(iv) a computation of each category of damages claimed by the disclosing party — who must make available for inspection and copying as under Rule 34 the documents or other evidentiary material, unless privileged or protected from disclosure, on which each computation is based, including materials bearing on the nature and extent of injuries suffered; and
(v) for inspection and copying as under Rule 34, any insurance agreement under which an insurance business may be liable to satisfy all or part of a possible judgment in the action or to indemnify or reimburse for payments made to satisfy the judgment and any disclaimer or limitation of coverage or reservation of rights under any such insurance agreement.
The list of items that must be disclosed include:
- The names and contact information of people who likely have relevant information
- A copy of documents relevant to the case
- In Las Vegas personal injury cases, the names of health care providers that treated the plaintiff for injuries or pre-existing conditions relevant to the case
- If there is an insurance policy that would cover all or part of the damages claimed, then the insurance policy. In a car accident, this means the defendant must disclose their car insurance policy.
- An itemization of the damages claimed by the party. In personal injury cases, this means the medical bills a plaintiff has incurred or will incur in the future, lost wages or income, and any other out-of-pocket expenses
A party in a lawsuit has a continuing duty to disclose the above items as the litigation continues. A party who fails to disclose these items can face a motion to compel from the other side. In a motion to compel, the other party asks the court to force the non-responding party to disclose the required items or information. If the non-responding party fails to do so, the court can sanction the non-responding party.

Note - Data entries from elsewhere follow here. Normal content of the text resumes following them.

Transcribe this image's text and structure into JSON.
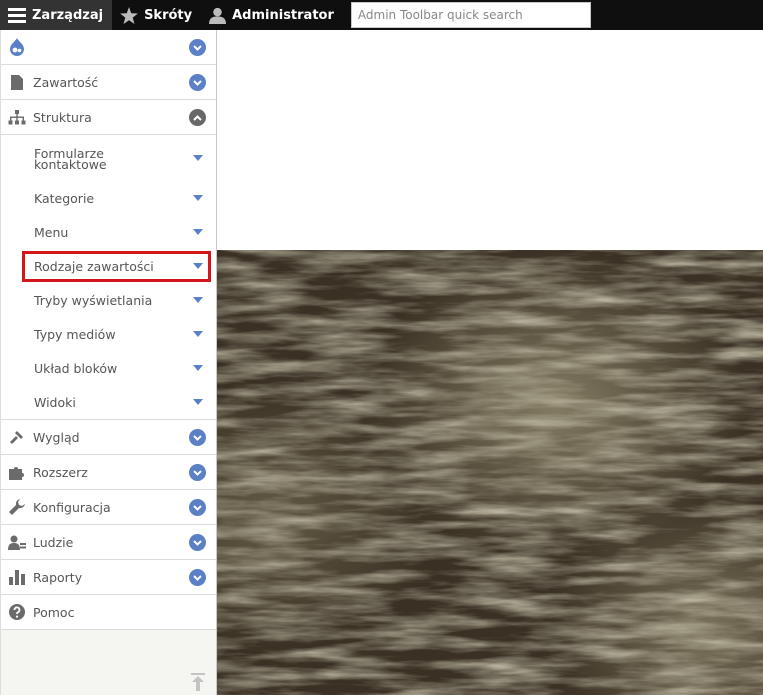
{
  "toolbar": {
    "manage_label": "Zarządzaj",
    "shortcuts_label": "Skróty",
    "user_label": "Administrator",
    "search_placeholder": "Admin Toolbar quick search"
  },
  "menu": {
    "items": [
      {
        "label": "Zawartość",
        "icon": "file-icon"
      },
      {
        "label": "Struktura",
        "icon": "sitemap-icon"
      },
      {
        "label": "Wygląd",
        "icon": "brush-icon"
      },
      {
        "label": "Rozszerz",
        "icon": "puzzle-icon"
      },
      {
        "label": "Konfiguracja",
        "icon": "wrench-icon"
      },
      {
        "label": "Ludzie",
        "icon": "people-icon"
      },
      {
        "label": "Raporty",
        "icon": "bar-chart-icon"
      },
      {
        "label": "Pomoc",
        "icon": "help-icon"
      }
    ],
    "structure_sub": [
      {
        "label": "Formularze kontaktowe"
      },
      {
        "label": "Kategorie"
      },
      {
        "label": "Menu"
      },
      {
        "label": "Rodzaje zawartości"
      },
      {
        "label": "Tryby wyświetlania"
      },
      {
        "label": "Typy mediów"
      },
      {
        "label": "Układ bloków"
      },
      {
        "label": "Widoki"
      }
    ]
  },
  "colors": {
    "toolbar_bg": "#0f0f0f",
    "toggle_blue": "#5b80c6",
    "highlight_red": "#d3161c"
  }
}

Sanctions could be a monetary fine; the non-responding party could be required to pay the other party’s attorney’s fees and costs. The court could preclude the non-responding party from relying on any undisclosed information, witness, or evidence. The court could also dismiss part of all of the non-responding party’s claims or defenses. The worst sanction for a plaintiff would be dismissal of the entire case.

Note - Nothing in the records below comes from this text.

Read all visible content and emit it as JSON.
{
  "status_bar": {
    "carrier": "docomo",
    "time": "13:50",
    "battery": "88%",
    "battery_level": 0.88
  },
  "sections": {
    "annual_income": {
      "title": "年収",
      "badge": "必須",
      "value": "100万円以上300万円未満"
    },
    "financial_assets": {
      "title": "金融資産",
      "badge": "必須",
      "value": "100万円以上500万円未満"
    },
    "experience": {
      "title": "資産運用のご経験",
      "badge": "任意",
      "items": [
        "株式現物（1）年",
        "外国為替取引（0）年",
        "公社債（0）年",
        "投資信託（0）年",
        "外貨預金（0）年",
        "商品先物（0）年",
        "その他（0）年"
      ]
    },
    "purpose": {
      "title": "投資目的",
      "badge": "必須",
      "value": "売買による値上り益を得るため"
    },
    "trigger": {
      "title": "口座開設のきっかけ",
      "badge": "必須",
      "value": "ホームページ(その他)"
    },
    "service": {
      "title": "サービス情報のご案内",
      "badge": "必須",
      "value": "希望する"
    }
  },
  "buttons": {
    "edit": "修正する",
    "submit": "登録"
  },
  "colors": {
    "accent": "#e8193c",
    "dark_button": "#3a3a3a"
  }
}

After the initial disclosure of witnesses and documents, the parties have several tools under the Nevada Rules of Civil Procedure to obtain relevant information and items. These include
- Interrogatories (NRCP Rule 33)
- Requests for Production of Documents (NRCP Rule 34)
- Requests for Admissions (NRCP Rule 36)
- Depositions (NRCP Rule 30)
- Site Inspections (NRCP Rule 34)
- Independent Medical Examination (NRCP Rule 35)
- Subpoenas (NRCP Rule 45)
Of the above, only depositions and subpoenas can be used to obtain documents and information from people who are not parties to the lawsuit.
The above mechanisms are the only ones mentioned in the Nevada Rules of Civil Procedure. However, there are informal means to conduct discovery. Parties can still hire investigators or do their own online research. In personal injury lawsuits, insurance companies may hire an investigator to conduct a surveillance of an accident victim. With social media, insurance companies sometimes do not need to do surveillance.
Regardless of the means a party to a lawsuit obtains relevant documents and other evidence, the party must generally disclose those materials before trial or risk not being able to use them at trial.
If you or a loved one are facing a lawsuit for injuries you sustained as a result of a car accident in Las Vegas, the experienced trial attorneys at D.R. Patti & Associates can assist you. With a combined total of 50+ years of experience, the Las Vegas car accident attorneys of D.R. Patti & Associates can advise and guide you through the process and obtain the best results possible.